An investigation involving adding and subtracting sets of consecutive numbers. Lots to find out, lots to explore.

You cannot choose a selection of ice cream flavours that includes totally what someone has already chosen. Have a go and find all the different ways in which seven children can have ice cream.

Let's suppose that you are going to have a magazine which has 16 pages of A5 size. Can you find some different ways to make these pages? Investigate the pattern for each if you number the pages.

The challenge here is to find as many routes as you can for a fence to go so that this town is divided up into two halves, each with 8 blocks.

Place this "worm" on the 100 square and find the total of the four squares it covers. Keeping its head in the same place, what other totals can you make?

How many ways can you find of tiling the square patio, using square tiles of different sizes?

Ana and Ross looked in a trunk in the attic. They found old cloaks and gowns, hats and masks. How many possible costumes could they make?

Lolla bought a balloon at the circus. She gave the clown six coins to pay for it. What could Lolla have paid for the balloon?

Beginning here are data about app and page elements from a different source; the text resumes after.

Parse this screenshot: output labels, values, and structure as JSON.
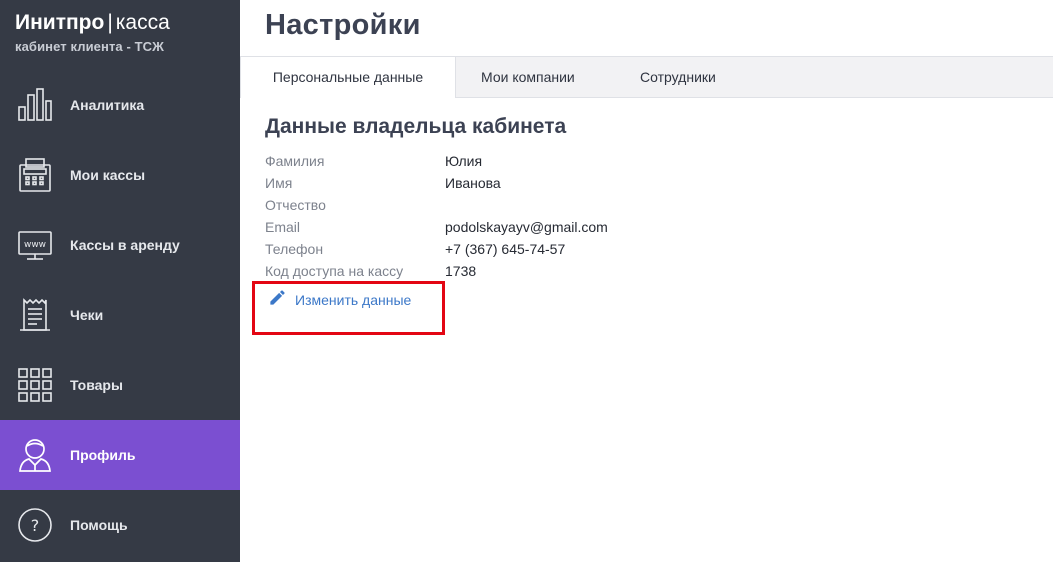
{
  "brand": {
    "name_bold": "Инитпро",
    "separator": "|",
    "name_light": "касса",
    "subtitle": "кабинет клиента - ТСЖ"
  },
  "nav": [
    {
      "label": "Аналитика",
      "icon": "bar-chart-icon",
      "active": false
    },
    {
      "label": "Мои кассы",
      "icon": "cash-register-icon",
      "active": false
    },
    {
      "label": "Кассы в аренду",
      "icon": "www-monitor-icon",
      "active": false
    },
    {
      "label": "Чеки",
      "icon": "receipt-icon",
      "active": false
    },
    {
      "label": "Товары",
      "icon": "grid-icon",
      "active": false
    },
    {
      "label": "Профиль",
      "icon": "user-icon",
      "active": true
    },
    {
      "label": "Помощь",
      "icon": "help-icon",
      "active": false
    }
  ],
  "page": {
    "title": "Настройки"
  },
  "tabs": [
    {
      "label": "Персональные данные",
      "active": true
    },
    {
      "label": "Мои компании",
      "active": false
    },
    {
      "label": "Сотрудники",
      "active": false
    }
  ],
  "owner": {
    "section_title": "Данные владельца кабинета",
    "fields": [
      {
        "label": "Фамилия",
        "value": "Юлия"
      },
      {
        "label": "Имя",
        "value": "Иванова"
      },
      {
        "label": "Отчество",
        "value": ""
      },
      {
        "label": "Email",
        "value": "podolskayayv@gmail.com"
      },
      {
        "label": "Телефон",
        "value": "+7 (367) 645-74-57"
      },
      {
        "label": "Код доступа на кассу",
        "value": "1738"
      }
    ],
    "edit_label": "Изменить данные",
    "edit_icon": "pencil-icon"
  },
  "colors": {
    "sidebar_bg": "#353a45",
    "active_nav": "#7b4fd1",
    "link": "#3c78c8",
    "highlight": "#e30613"
  }
}
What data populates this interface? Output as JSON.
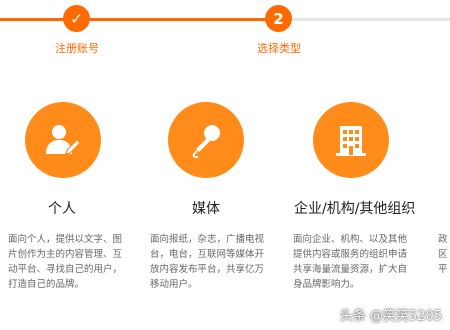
{
  "progress": {
    "step1": {
      "label": "注册账号",
      "mark": "✓"
    },
    "step2": {
      "number": "2",
      "label": "选择类型"
    }
  },
  "cards": [
    {
      "title": "个人",
      "icon": "person-edit-icon",
      "desc": "面向个人，提供以文字、图片创作为主的内容管理、互动平台、寻找自己的用户，打造自己的品牌。"
    },
    {
      "title": "媒体",
      "icon": "microphone-icon",
      "desc": "面向报纸，杂志，广播电视台，电台，互联网等媒体开放内容发布平台，共享亿万移动用户。"
    },
    {
      "title": "企业/机构/其他组织",
      "icon": "building-icon",
      "desc": "面向企业、机构、以及其他提供内容或服务的组织申请共享海量流量资源，扩大自身品牌影响力。"
    }
  ],
  "clipped_column": [
    "政",
    "区",
    "平"
  ],
  "watermark": "头条 @笑笑5205",
  "colors": {
    "accent": "#ff6a00",
    "icon_bg": "#ff8c1a",
    "inactive": "#e5e5e5"
  }
}
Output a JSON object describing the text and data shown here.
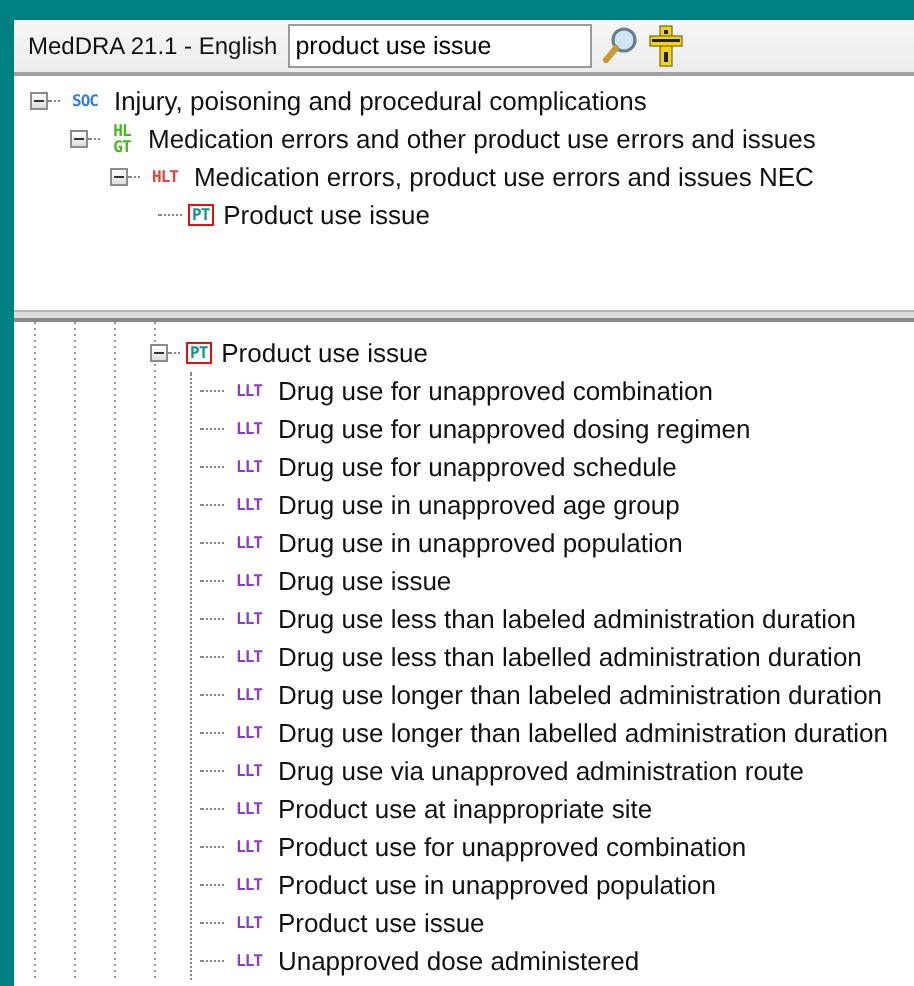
{
  "toolbar": {
    "dictionary_label": "MedDRA 21.1 - English",
    "search": {
      "value": "product use issue"
    }
  },
  "hierarchy_pane": {
    "nodes": [
      {
        "kind": "SOC",
        "badge": "SOC",
        "label": "Injury, poisoning and procedural complications",
        "expanded": true,
        "marked": false,
        "children": [
          {
            "kind": "HLGT",
            "badge": "HL GT",
            "label": "Medication errors and other product use errors and issues",
            "expanded": true,
            "marked": false,
            "children": [
              {
                "kind": "HLT",
                "badge": "HLT",
                "label": "Medication errors, product use errors and issues NEC",
                "expanded": true,
                "marked": false,
                "children": [
                  {
                    "kind": "PT",
                    "badge": "PT",
                    "label": "Product use issue",
                    "marked": true
                  }
                ]
              }
            ]
          }
        ]
      }
    ]
  },
  "detail_pane": {
    "nodes": [
      {
        "kind": "PT",
        "badge": "PT",
        "label": "Product use issue",
        "expanded": true,
        "marked": true,
        "children": [
          {
            "kind": "LLT",
            "badge": "LLT",
            "label": "Drug use for unapproved combination",
            "marked": false
          },
          {
            "kind": "LLT",
            "badge": "LLT",
            "label": "Drug use for unapproved dosing regimen",
            "marked": false
          },
          {
            "kind": "LLT",
            "badge": "LLT",
            "label": "Drug use for unapproved schedule",
            "marked": false
          },
          {
            "kind": "LLT",
            "badge": "LLT",
            "label": "Drug use in unapproved age group",
            "marked": false
          },
          {
            "kind": "LLT",
            "badge": "LLT",
            "label": "Drug use in unapproved population",
            "marked": false
          },
          {
            "kind": "LLT",
            "badge": "LLT",
            "label": "Drug use issue",
            "marked": false
          },
          {
            "kind": "LLT",
            "badge": "LLT",
            "label": "Drug use less than labeled administration duration",
            "marked": false
          },
          {
            "kind": "LLT",
            "badge": "LLT",
            "label": "Drug use less than labelled administration duration",
            "marked": false
          },
          {
            "kind": "LLT",
            "badge": "LLT",
            "label": "Drug use longer than labeled administration duration",
            "marked": false
          },
          {
            "kind": "LLT",
            "badge": "LLT",
            "label": "Drug use longer than labelled administration duration",
            "marked": false
          },
          {
            "kind": "LLT",
            "badge": "LLT",
            "label": "Drug use via unapproved administration route",
            "marked": false
          },
          {
            "kind": "LLT",
            "badge": "LLT",
            "label": "Product use at inappropriate site",
            "marked": false
          },
          {
            "kind": "LLT",
            "badge": "LLT",
            "label": "Product use for unapproved combination",
            "marked": false
          },
          {
            "kind": "LLT",
            "badge": "LLT",
            "label": "Product use in unapproved population",
            "marked": false
          },
          {
            "kind": "LLT",
            "badge": "LLT",
            "label": "Product use issue",
            "marked": false
          },
          {
            "kind": "LLT",
            "badge": "LLT",
            "label": "Unapproved dose administered",
            "marked": false
          }
        ]
      }
    ]
  }
}
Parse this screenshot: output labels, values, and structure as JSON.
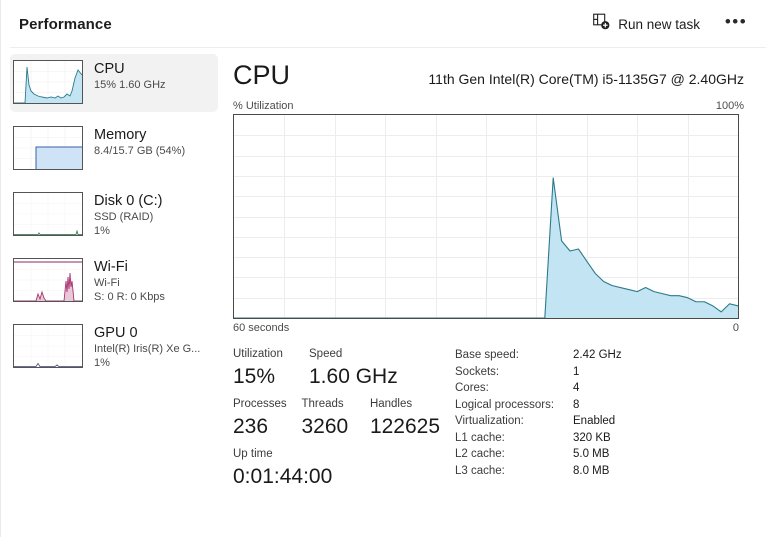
{
  "header": {
    "title": "Performance",
    "run_new_task_label": "Run new task",
    "run_new_task_icon": "new-task-icon",
    "more_label": "•••",
    "more_icon": "ellipsis-icon"
  },
  "sidebar": {
    "items": [
      {
        "name": "CPU",
        "sub1": "15%  1.60 GHz",
        "sub2": "",
        "selected": true,
        "thumb": "cpu-thumb-graph"
      },
      {
        "name": "Memory",
        "sub1": "8.4/15.7 GB (54%)",
        "sub2": "",
        "selected": false,
        "thumb": "memory-thumb-graph"
      },
      {
        "name": "Disk 0 (C:)",
        "sub1": "SSD (RAID)",
        "sub2": "1%",
        "selected": false,
        "thumb": "disk-thumb-graph"
      },
      {
        "name": "Wi-Fi",
        "sub1": "Wi-Fi",
        "sub2": "S: 0 R: 0 Kbps",
        "selected": false,
        "thumb": "wifi-thumb-graph"
      },
      {
        "name": "GPU 0",
        "sub1": "Intel(R) Iris(R) Xe G...",
        "sub2": "1%",
        "selected": false,
        "thumb": "gpu-thumb-graph"
      }
    ]
  },
  "main": {
    "title": "CPU",
    "subtitle": "11th Gen Intel(R) Core(TM) i5-1135G7 @ 2.40GHz",
    "axis_left_label": "% Utilization",
    "axis_right_label": "100%",
    "time_left_label": "60 seconds",
    "time_right_label": "0",
    "stats": [
      {
        "label": "Utilization",
        "value": "15%"
      },
      {
        "label": "Speed",
        "value": "1.60 GHz"
      },
      {
        "label": "Processes",
        "value": "236"
      },
      {
        "label": "Threads",
        "value": "3260"
      },
      {
        "label": "Handles",
        "value": "122625"
      },
      {
        "label": "Up time",
        "value": "0:01:44:00"
      }
    ],
    "specs": [
      {
        "key": "Base speed:",
        "value": "2.42 GHz"
      },
      {
        "key": "Sockets:",
        "value": "1"
      },
      {
        "key": "Cores:",
        "value": "4"
      },
      {
        "key": "Logical processors:",
        "value": "8"
      },
      {
        "key": "Virtualization:",
        "value": "Enabled"
      },
      {
        "key": "L1 cache:",
        "value": "320 KB"
      },
      {
        "key": "L2 cache:",
        "value": "5.0 MB"
      },
      {
        "key": "L3 cache:",
        "value": "8.0 MB"
      }
    ]
  },
  "colors": {
    "graph_line": "#2c7a8c",
    "graph_fill": "#c3e4f2",
    "grid": "#ededed",
    "graph_border": "#4a4a4a",
    "selection": "#f2f2f2",
    "wifi_line": "#a8336e"
  },
  "chart_data": {
    "type": "area",
    "title": "CPU % Utilization",
    "xlabel": "60 seconds",
    "ylabel": "% Utilization",
    "ylim": [
      0,
      100
    ],
    "xlim": [
      60,
      0
    ],
    "grid": true,
    "legend": null,
    "x": [
      0,
      1,
      2,
      3,
      4,
      5,
      6,
      7,
      8,
      9,
      10,
      11,
      12,
      13,
      14,
      15,
      16,
      17,
      18,
      19,
      20,
      21,
      22,
      23,
      24,
      25,
      26,
      27,
      28,
      29,
      30,
      31,
      32,
      33,
      34,
      35,
      36,
      37,
      38,
      39,
      40,
      41,
      42,
      43,
      44,
      45,
      46,
      47,
      48,
      49,
      50,
      51,
      52,
      53,
      54,
      55,
      56,
      57,
      58,
      59,
      60
    ],
    "values": [
      0,
      0,
      0,
      0,
      0,
      0,
      0,
      0,
      0,
      0,
      0,
      0,
      0,
      0,
      0,
      0,
      0,
      0,
      0,
      0,
      0,
      0,
      0,
      0,
      0,
      0,
      0,
      0,
      0,
      0,
      0,
      0,
      0,
      0,
      0,
      0,
      0,
      0,
      69,
      38,
      33,
      34,
      28,
      22,
      18,
      16,
      15,
      14,
      13,
      15,
      13,
      12,
      11,
      11,
      10,
      8,
      8,
      6,
      3,
      7,
      6
    ]
  }
}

This practical investigation invites you to make tessellating shapes in a similar way to the artist Escher.

This challenge encourages you to explore dividing a three-digit number by a single-digit number.

We can arrange dots in a similar way to the 5 on a dice and they usually sit quite well into a rectangular shape. How many altogether in this 3 by 5? What happens for other sizes?

In a Magic Square all the rows, columns and diagonals add to the 'Magic Constant'. How would you change the magic constant of this square?

An investigation that gives you the opportunity to make and justify predictions.

Three children are going to buy some plants for their birthdays. They will plant them within circular paths. How could they do this?

Roll two red dice and a green dice. Add the two numbers on the red dice and take away the number on the green. What are all the different possibilities that could come up?

Take a look at these data collected by children in 1986 as part of the Domesday Project. What do they tell you? What do you think about the way they are presented?

How many different cuboids can you make when you use four CDs or DVDs? How about using five, then six?